German Start-Up Developing Unit for Smartphone Scanning
Here's a preview of an article that scheduled to run in tomorrow's (Oct. 16) edition of DIR:
scanPAD is a German startup that has created a new apparatus designed to enable smartphones to act as document scanners, mini photo studios, and even overhead projectors. According to a press sheet, the scanPAD leverages patent-pending nanotechnology to hold and stabilize smartphones, as well as documents. Shaped like a desklamp (see image), the scanPAD holds a smartphone in place above whatever the user is trying to capture.
For documents, the base of the scanPAD has a microsuction surface designed to not only hold documents, but also smooth and flatten them. It is designed to work with whatever document capture app a user has installed on their phone. The reverse side of the microsuction pad features a bluescreen that enables users to take pictures with a transparent/replaceable background. The device can also be used to give video presentations utilizing printed pages or whiteboards.
The scanPAD carries a retail list price of 249 Euros, or about $283US. There is a Kickstarter campaign underway, with a goal of raising $113,000 over the next two months. As of mid-day yesterday, 40 backers had pledged $6,500. Pledges of a certain amount get the pledger a discounted scanPAD in return. Manufacturing is scheduled to begin in Germany in January with units to begin shipping in February.
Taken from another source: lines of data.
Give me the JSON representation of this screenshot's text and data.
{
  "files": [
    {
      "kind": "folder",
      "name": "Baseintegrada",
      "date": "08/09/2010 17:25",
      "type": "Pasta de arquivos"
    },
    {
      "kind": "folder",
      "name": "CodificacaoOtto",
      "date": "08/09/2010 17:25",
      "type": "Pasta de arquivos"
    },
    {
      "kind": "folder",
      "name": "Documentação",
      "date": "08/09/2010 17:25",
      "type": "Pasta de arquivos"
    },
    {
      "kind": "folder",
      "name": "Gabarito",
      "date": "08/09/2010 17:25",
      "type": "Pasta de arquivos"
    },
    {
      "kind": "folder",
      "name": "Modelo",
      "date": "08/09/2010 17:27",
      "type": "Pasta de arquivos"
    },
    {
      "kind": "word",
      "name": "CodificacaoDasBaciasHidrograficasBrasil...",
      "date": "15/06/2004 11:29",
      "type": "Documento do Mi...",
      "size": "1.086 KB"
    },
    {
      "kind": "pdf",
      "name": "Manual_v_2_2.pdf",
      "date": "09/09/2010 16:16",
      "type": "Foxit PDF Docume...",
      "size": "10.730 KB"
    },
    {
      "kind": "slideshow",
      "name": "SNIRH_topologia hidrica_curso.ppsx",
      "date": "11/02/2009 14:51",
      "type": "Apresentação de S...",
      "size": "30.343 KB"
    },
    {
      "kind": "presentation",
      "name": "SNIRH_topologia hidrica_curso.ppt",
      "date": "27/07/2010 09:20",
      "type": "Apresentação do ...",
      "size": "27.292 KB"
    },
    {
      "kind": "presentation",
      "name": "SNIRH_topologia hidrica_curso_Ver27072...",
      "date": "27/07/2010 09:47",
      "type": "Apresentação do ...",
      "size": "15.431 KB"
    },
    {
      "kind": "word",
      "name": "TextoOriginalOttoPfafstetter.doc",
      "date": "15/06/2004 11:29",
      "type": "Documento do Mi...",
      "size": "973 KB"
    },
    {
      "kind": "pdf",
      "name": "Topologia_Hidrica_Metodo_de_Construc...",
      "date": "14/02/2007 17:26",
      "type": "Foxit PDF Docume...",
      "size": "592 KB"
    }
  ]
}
I believe this is the third device we have covered in DIR designed to hold a smartphone to create higher quality scans. The last one was the Scandock from Atiz, a company headed by former Apprentice finalist Nick Warnock. Atiz’s Scandock lists for slightly more than the scanPAD but also offers a lighting system and software designed to ensure high-quality color images are produced.
Added for blog: Would it make sense for someone to create an ADF version of this type of scanner? Along those lines how fast could you capture images, say, leveraging the video camera within a smartphone or tablet? Could you do it ibml fast if you had the right transport? Just some food for thought.